# Homework Help: [Unit conversion] From r/min to period (msec)

1. Nov 24, 2012

### JJ91

1. The problem statement, all variables and given/known data
I would like to know how a 4000 r/min is converted to period of t=2.5mSec

2. Relevant equations
Speed of motor = 4000 r/min
Build-up time of current = 2.5msec
Frequency = 60Hz

3. The attempt at a solution
$\frac{1}{4000}$=0.25msec not 2.5msec

OR
Assuming it means 4000RPM which is equivalent to 419 rad/sec we obtain:
$\frac{1}{419}$=2.39msec not 2.5msec

OR
If frequency is 60 Hz, and 1-phase is conducting for 60° we can take period as:
t=$\frac{1}{f}$=$\frac{1}{60}$=16.67msec
Conducting for $\frac{1}{3}$ of the cycle (60°), t = 5.55msec

Where have I made a mistake ?

2. Nov 24, 2012

### Staff: Mentor

If T = 2.5ms, then the frequency is 400Hz. There is something wrong with your initial statement. Where did it come from?

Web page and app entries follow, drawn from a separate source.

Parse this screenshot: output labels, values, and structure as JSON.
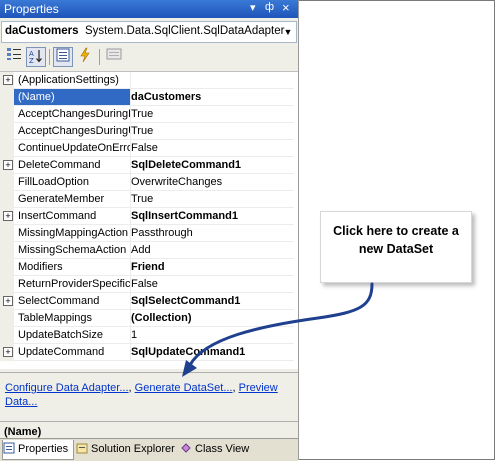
{
  "window": {
    "title": "Properties",
    "dropdown_glyph": "▾",
    "pin_glyph": "ф",
    "close_glyph": "×"
  },
  "object_selector": {
    "name": "daCustomers",
    "type": "System.Data.SqlClient.SqlDataAdapter"
  },
  "toolbar": {
    "icons": [
      "categorized-icon",
      "alphabetical-icon",
      "properties-icon",
      "events-icon",
      "property-pages-icon"
    ]
  },
  "grid": {
    "rows": [
      {
        "expand": "+",
        "name": "(ApplicationSettings)",
        "value": ""
      },
      {
        "expand": "",
        "name": "(Name)",
        "value": "daCustomers"
      },
      {
        "expand": "",
        "name": "AcceptChangesDuringF",
        "value": "True"
      },
      {
        "expand": "",
        "name": "AcceptChangesDuringU",
        "value": "True"
      },
      {
        "expand": "",
        "name": "ContinueUpdateOnErro",
        "value": "False"
      },
      {
        "expand": "+",
        "name": "DeleteCommand",
        "value": "SqlDeleteCommand1"
      },
      {
        "expand": "",
        "name": "FillLoadOption",
        "value": "OverwriteChanges"
      },
      {
        "expand": "",
        "name": "GenerateMember",
        "value": "True"
      },
      {
        "expand": "+",
        "name": "InsertCommand",
        "value": "SqlInsertCommand1"
      },
      {
        "expand": "",
        "name": "MissingMappingAction",
        "value": "Passthrough"
      },
      {
        "expand": "",
        "name": "MissingSchemaAction",
        "value": "Add"
      },
      {
        "expand": "",
        "name": "Modifiers",
        "value": "Friend"
      },
      {
        "expand": "",
        "name": "ReturnProviderSpecific",
        "value": "False"
      },
      {
        "expand": "+",
        "name": "SelectCommand",
        "value": "SqlSelectCommand1"
      },
      {
        "expand": "",
        "name": "TableMappings",
        "value": "(Collection)"
      },
      {
        "expand": "",
        "name": "UpdateBatchSize",
        "value": "1"
      },
      {
        "expand": "+",
        "name": "UpdateCommand",
        "value": "SqlUpdateCommand1"
      }
    ]
  },
  "commands": {
    "configure": "Configure Data Adapter...",
    "sep1": ", ",
    "generate": "Generate DataSet...",
    "sep2": ", ",
    "preview_part1": "Preview",
    "preview_part2": "Data..."
  },
  "description": {
    "title": "(Name)"
  },
  "tabs": [
    {
      "label": "Properties"
    },
    {
      "label": "Solution Explorer"
    },
    {
      "label": "Class View"
    }
  ],
  "callout": {
    "line1": "Click here to create a",
    "line2": "new DataSet"
  },
  "colors": {
    "titlebar": "#1e54b8",
    "selection": "#316ac5",
    "link": "#0033cc",
    "arrow": "#1f3f8f"
  }
}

3. Nov 24, 2012

### JJ91

It comes from "Electric Machinery" by Mr. Fitzgerald

At the very bottom of the screen a period, T, of build-up of current is defined as 2.5msec.

4. Nov 24, 2012

### SteamKing

Staff Emeritus
For N = 4000 rpm, then n = 4000/60 rps = 66.67 rev/s

1 rev = 2 pi radians

omega = 2 pi * 66.67 = 133.33 pi radians/s

T = 1/omega = .0024 s = 2.4 msec

5. Nov 24, 2012

### SteamKing

Staff Emeritus
Disregard previous post:

For N = 4000 rpm, then frequency f = 4000 / 60 = 66.67 cycles / s

T = 1/f = 0.015 s = 1.5 msec

6. Nov 25, 2012

### JJ91

All right, thank you very much. I will use the very first formula, still it isn't exact 2.5msec.

7. Nov 25, 2012

### Staff: Mentor

The solution gives the expression:

$\theta_m = -\frac{\pi}{3} + \omega_m t$

Plug in your value for $\omega_m$ and solve for t that makes $\theta_m = 0$.

8. Nov 25, 2012

### JJ91

This is the final correct solution.

Thanks, thread can be now closed.